–by Kayla Griffis, USCHS intern
The “Spies of Capitol” tour led by Carol Bessette on September 27th really brought out the history of intelligence here in DC. As the tour began at Union Station, which is within the jurisdiction of Capitol Hill, Bessette outlined what intelligence truly means for government agencies. A former intelligence officer for the United States Air Force, she is incredibly knowledgeable about all things spy- and intelligence-related.
One story Bessette told was about the spy Aldrich Ames. Apparently, Ames was in debt due to his somewhat messy divorce from his first wife. He had met a woman, Rosario, in Mexico while still married, and when he got back to the states he and his wife divorced, leaving Ames with a sizable amount of debt. Also, his second wife, Rosario, didn’t help matters either as she enjoyed the high life, running up huge debts. He knew that the KGB paid well for CIA spies. Ames also had easy access to highly classified information. Thus, while at Union Station one day, he made up his mind to become a spy. His information was so valuable that he was one of the highest-paid spies during the Cold War. One ostentatious example of his new-found wealth was his cash purchase of a half-million dollar home. His cover: that his wife’s parents in Colombia (who were of good social standing but not particularly rich) gave him the money.

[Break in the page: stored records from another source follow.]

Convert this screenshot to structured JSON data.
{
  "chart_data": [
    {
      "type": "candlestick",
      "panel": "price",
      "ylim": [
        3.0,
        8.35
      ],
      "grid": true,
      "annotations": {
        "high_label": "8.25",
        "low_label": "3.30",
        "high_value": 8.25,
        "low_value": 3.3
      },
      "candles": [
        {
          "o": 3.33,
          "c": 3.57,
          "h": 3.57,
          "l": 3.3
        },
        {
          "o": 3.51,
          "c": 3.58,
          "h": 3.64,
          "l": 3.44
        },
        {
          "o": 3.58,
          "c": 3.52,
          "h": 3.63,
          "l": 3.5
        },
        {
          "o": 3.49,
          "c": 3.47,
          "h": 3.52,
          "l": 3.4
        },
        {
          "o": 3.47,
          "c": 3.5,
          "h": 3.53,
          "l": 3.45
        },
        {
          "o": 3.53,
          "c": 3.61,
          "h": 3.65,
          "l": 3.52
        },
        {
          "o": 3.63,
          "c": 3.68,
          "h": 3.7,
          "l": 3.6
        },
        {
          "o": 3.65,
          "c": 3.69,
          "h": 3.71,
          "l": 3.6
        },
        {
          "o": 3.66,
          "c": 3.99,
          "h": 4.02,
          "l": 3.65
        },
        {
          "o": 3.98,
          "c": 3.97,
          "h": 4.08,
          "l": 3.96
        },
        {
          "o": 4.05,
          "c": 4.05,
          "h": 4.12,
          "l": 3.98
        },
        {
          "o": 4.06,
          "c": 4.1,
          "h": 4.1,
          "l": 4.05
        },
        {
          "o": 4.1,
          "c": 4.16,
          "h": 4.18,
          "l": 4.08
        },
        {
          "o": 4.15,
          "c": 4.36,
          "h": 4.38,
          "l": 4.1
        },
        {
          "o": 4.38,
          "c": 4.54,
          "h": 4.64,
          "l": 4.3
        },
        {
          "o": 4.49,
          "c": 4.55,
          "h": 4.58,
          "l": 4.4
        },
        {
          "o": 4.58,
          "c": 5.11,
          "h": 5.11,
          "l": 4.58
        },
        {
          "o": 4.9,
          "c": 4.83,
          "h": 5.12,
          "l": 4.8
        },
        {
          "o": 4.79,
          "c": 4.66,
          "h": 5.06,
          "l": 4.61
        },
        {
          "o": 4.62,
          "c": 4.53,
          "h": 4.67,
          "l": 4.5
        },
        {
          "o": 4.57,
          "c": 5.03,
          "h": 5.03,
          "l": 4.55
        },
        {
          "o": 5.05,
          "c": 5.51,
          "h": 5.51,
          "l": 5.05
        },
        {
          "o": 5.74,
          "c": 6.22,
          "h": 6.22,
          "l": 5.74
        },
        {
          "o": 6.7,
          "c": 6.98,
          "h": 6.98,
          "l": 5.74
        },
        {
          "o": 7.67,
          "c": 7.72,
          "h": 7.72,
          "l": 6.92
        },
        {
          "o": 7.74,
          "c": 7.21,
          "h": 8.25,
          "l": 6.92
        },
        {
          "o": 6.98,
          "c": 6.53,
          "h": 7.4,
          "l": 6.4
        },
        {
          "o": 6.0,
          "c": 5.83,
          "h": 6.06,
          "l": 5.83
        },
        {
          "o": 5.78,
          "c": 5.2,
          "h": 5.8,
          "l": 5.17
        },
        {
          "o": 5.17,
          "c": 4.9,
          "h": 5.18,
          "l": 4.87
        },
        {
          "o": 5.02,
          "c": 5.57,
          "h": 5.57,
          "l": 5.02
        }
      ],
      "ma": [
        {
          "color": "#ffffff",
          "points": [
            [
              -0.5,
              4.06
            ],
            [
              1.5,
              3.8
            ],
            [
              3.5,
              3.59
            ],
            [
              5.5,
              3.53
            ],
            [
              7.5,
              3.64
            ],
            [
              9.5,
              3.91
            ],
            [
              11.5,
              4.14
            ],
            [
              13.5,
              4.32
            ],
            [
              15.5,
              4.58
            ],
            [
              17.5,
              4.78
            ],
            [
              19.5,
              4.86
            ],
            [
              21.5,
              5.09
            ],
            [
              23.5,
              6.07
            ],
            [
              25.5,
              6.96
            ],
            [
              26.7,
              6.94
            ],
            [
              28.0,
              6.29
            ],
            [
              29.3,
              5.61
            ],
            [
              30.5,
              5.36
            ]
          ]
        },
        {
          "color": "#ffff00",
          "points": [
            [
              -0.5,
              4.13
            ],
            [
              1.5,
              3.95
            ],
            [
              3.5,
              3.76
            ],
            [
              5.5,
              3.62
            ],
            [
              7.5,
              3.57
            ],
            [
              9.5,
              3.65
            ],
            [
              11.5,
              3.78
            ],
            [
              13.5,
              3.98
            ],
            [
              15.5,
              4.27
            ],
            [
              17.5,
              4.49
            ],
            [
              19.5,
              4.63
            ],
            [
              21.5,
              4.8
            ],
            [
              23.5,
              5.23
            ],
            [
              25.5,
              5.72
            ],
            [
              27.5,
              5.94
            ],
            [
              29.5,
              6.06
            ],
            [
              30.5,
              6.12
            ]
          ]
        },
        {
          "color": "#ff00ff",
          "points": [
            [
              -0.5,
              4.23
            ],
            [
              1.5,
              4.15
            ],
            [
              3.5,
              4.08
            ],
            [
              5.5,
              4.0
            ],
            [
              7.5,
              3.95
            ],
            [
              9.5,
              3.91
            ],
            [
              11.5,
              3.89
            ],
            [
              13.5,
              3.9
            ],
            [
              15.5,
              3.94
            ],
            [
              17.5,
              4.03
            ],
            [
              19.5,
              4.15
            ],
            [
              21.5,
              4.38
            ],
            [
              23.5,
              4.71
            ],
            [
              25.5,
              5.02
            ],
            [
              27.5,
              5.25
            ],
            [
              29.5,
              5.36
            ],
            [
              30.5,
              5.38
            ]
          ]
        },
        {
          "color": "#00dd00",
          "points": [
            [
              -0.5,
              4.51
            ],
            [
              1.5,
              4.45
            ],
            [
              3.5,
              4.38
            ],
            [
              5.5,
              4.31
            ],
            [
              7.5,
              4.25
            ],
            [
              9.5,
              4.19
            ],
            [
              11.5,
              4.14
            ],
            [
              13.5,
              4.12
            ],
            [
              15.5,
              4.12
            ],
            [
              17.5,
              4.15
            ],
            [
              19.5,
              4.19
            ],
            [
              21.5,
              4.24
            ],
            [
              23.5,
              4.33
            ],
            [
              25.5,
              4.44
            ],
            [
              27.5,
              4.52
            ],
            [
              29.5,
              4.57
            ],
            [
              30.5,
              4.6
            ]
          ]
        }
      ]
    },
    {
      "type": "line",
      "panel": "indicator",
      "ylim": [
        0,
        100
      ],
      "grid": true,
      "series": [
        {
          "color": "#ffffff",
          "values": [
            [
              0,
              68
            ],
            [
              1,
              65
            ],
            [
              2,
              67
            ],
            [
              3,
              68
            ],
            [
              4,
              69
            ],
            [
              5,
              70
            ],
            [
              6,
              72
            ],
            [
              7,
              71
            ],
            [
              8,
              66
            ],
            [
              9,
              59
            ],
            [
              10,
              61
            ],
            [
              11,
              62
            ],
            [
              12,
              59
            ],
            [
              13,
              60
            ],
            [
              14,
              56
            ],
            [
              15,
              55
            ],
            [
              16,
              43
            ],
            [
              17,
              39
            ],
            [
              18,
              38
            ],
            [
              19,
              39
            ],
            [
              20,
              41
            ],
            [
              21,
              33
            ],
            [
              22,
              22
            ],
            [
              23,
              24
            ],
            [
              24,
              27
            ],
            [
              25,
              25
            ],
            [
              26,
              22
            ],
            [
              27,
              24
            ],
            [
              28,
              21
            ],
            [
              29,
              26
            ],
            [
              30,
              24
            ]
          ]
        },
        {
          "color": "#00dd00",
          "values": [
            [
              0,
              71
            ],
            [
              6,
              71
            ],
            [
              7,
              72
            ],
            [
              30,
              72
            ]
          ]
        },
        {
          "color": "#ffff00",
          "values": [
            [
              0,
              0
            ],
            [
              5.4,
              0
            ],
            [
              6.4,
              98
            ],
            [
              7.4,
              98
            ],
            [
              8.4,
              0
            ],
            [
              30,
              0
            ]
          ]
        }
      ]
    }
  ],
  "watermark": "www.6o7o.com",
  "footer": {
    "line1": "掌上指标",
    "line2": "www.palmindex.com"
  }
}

Ames continued to funnel out information to the KGB. The infamous climax of his betrayal of the US occurred when he revealed the names of every US spy in the Soviet Union, resulting in the deaths of ten people. The US lost all of its inside ‘human’ information in the Soviet Union at that point.
Ames had a long run of spying. He was only caught because he flaunted his wealth. Even after the Soviets arrested and executed the recruited Russian spies, the CIA still had no idea who the mole was. Through careful detective work, the CIA was able to show that Ames was responsible. He betrayed his friends and country for money, resulting in a lifetime prison sentence. He wasn’t executed because the CIA prefers to make deals to fix the ‘holes’ in their system.
Bessette reasoned that anyone could be a spy. Being in a position to acquire classified information, like Ames was, is not a necessity. From a janitor to a Congressman who sold secrets to the Soviets that he copied from the New York Times (and was paid for), anyone can be a spy; through the tour we got to learn a little bit more about the different kinds of people who spy. The tour was an amazing way to learn what intelligence gathering (spying) is, what effects spies can have (good and bad), and about the different places around Capitol Hill that have close connections with intelligence gathering.
The “Spies of Capitol Hill” tour is just one of a series of educational and fun tours that the United States Capitol Historical Society runs several times a year for its members. For more information on this fall’s remaining tours and to become a member, visit our website.